Skip to main content
A drawing of Crystal Palace and the Great Exhibition of 1851

The Great Exhibition

Above: A drawing of Crystal Palace and the Great Exhibition of 1851

It is a wonderful place – vast, strange, new and impossible to describe. Its grandeur does not consist in one thing, but in the unique assemblage of all things. Whatever human industry has created, you find there…

Charlotte Bronte, in a letter to a friend

When you are confident that you are the best in the world, the natural reaction is to show off your talents to anyone who will come to watch. So it was in the mid-nineteenth century, when British success in engineering, inventing, science and the arts was displayed to huge acclaim in a massive temporary exhibition. Even the building that housed the Great Exhibition of 1851 was a marvel of engineering.

The Great Exhibition was remarkable right from the start, as it was put together in a very short time. It was the brainchild in 1848 of civil servant Henry Cole, a member of the Society of Arts, but took off when it gained support from Sir Robert Peel. Once Cole got Prince Albert's backing and royal consent in January 1850, he encouraged the belief that it had been the Prince's idea, as a way of attracting exhibitors and visitors.

The building to house the Great Exhibition in Hyde Park was designed by Joseph Paxton. Paxton had been chief gardener at the Duke of Devonshire's country home, Chatsworth in Derbyshire. The iron and glass structure was based on his novel greenhouse designs, but was much bigger at a symbolic 1851 feet (564 metres) long. It covered 10.5 hectares (26 acres) and even housed two trees growing on the plot. Despite the innovative design, it was built in only nine months and cost just £80,000. Once built, it was nicknamed 'Crystal Palace' by Punch magazine.

Queen Victoria and Prince Albert conducted the first ever royal walkabout on the opening day of the Great Exhibition, 1 May 1851. Inside, visitors were treated to 100,000 exhibits from around the world. Displays included industrial inventions, medical artefacts, labour-saving devices, arts, such as photography, and all kinds of novelties.
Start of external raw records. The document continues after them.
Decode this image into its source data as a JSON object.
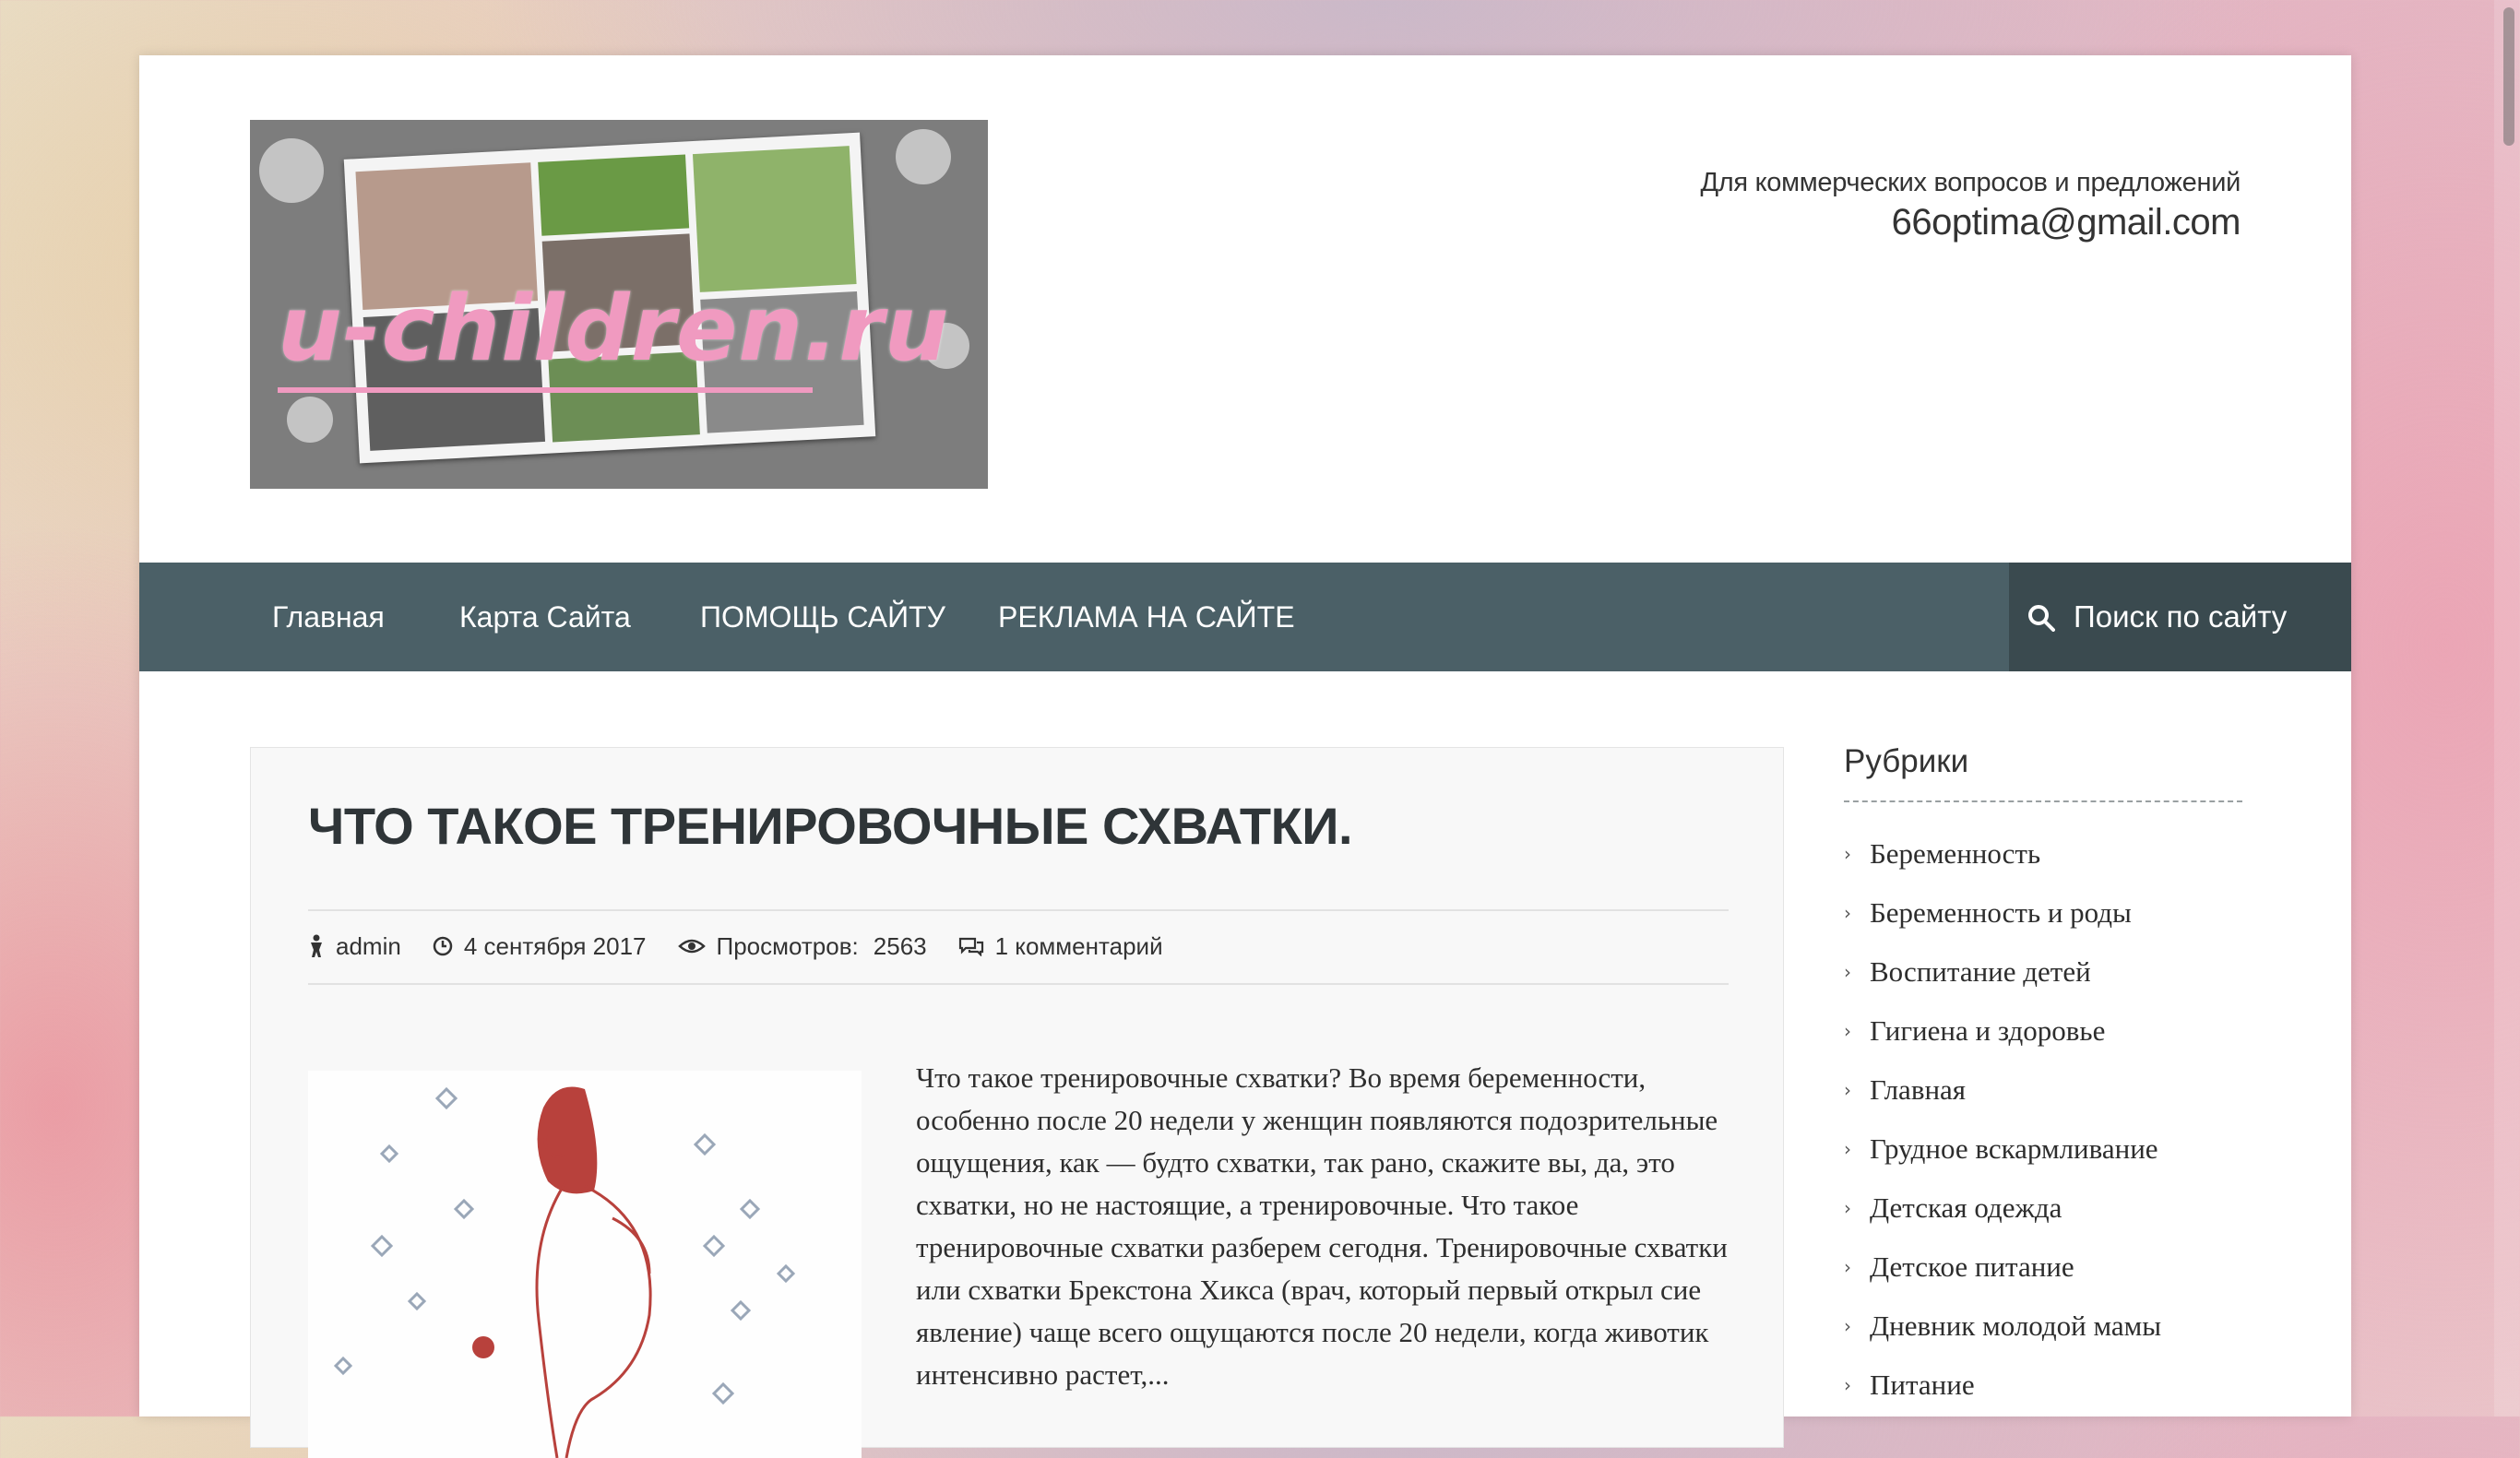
{
  "header": {
    "logo_text": "u-children.ru",
    "contact_label": "Для коммерческих вопросов и предложений",
    "contact_email": "66optima@gmail.com"
  },
  "nav": {
    "items": [
      {
        "label": "Главная"
      },
      {
        "label": "Карта Сайта"
      },
      {
        "label": "ПОМОЩЬ САЙТУ"
      },
      {
        "label": "РЕКЛАМА НА САЙТЕ"
      }
    ],
    "search_label": "Поиск по сайту",
    "search_icon": "search-icon"
  },
  "article": {
    "title": "ЧТО ТАКОЕ ТРЕНИРОВОЧНЫЕ СХВАТКИ.",
    "meta": {
      "author": "admin",
      "date": "4 сентября 2017",
      "views_label": "Просмотров:",
      "views": "2563",
      "comments": "1 комментарий"
    },
    "excerpt": "Что такое тренировочные схватки? Во время беременности, особенно после 20 недели у женщин появляются подозрительные ощущения, как — будто схватки, так рано, скажите вы, да, это схватки, но не настоящие, а тренировочные. Что такое тренировочные схватки разберем сегодня. Тренировочные схватки или схватки Брекстона Хикса (врач, который первый открыл сие явление) чаще всего ощущаются после 20 недели, когда животик интенсивно растет,..."
  },
  "sidebar": {
    "title": "Рубрики",
    "items": [
      "Беременность",
      "Беременность и роды",
      "Воспитание детей",
      "Гигиена и здоровье",
      "Главная",
      "Грудное вскармливание",
      "Детская одежда",
      "Детское питание",
      "Дневник молодой мамы",
      "Питание"
    ]
  },
  "colors": {
    "nav_bg": "#4b6067",
    "search_bg": "#3a4a4f",
    "logo_text": "#f09ac0"
  }
}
Visitors could gawp at tinned foods, a stuffed elephant and a locomotive, as well as the massive Koh-I-Noor diamond and an envelope-folding machine. Scientist Jean Bernard Léon Foucault even hung a pendulum from the roof to demonstrate the rotation of the earth.

During the six months that it was open, over 6 million people visited the Great Exhibition, including many from abroad. Queen Victoria was a frequent visitor, even joining the huge crowds attracted by the one shilling tickets sold from 24 May. Visitors were catered for with refreshment courts and the novel public lavatories, which cost a penny to use.

After the exhibition closed, the building was taken down and re-erected at Sydenham in South London. Although the Crystal Palace burned down in 1936, the Great Exhibition left several legacies. The building's nickname lives on as the name of the area where it stood for over 80 years and a London football club. Separately, the proceeds from the Exhibition were used, along with public money, to buy land in South Kensington. Later, this became the site for the Victoria and Albert Museum, the Natural History Museum, the Science Museum (where you can see a modern-day Foucault pendulum) and the Royal Albert Hall.

Did you know?

The average number of visitors per day to the Great Exhibition in Hyde Park was 43,536, with the most being recorded as 109,760 on 8 October 1851.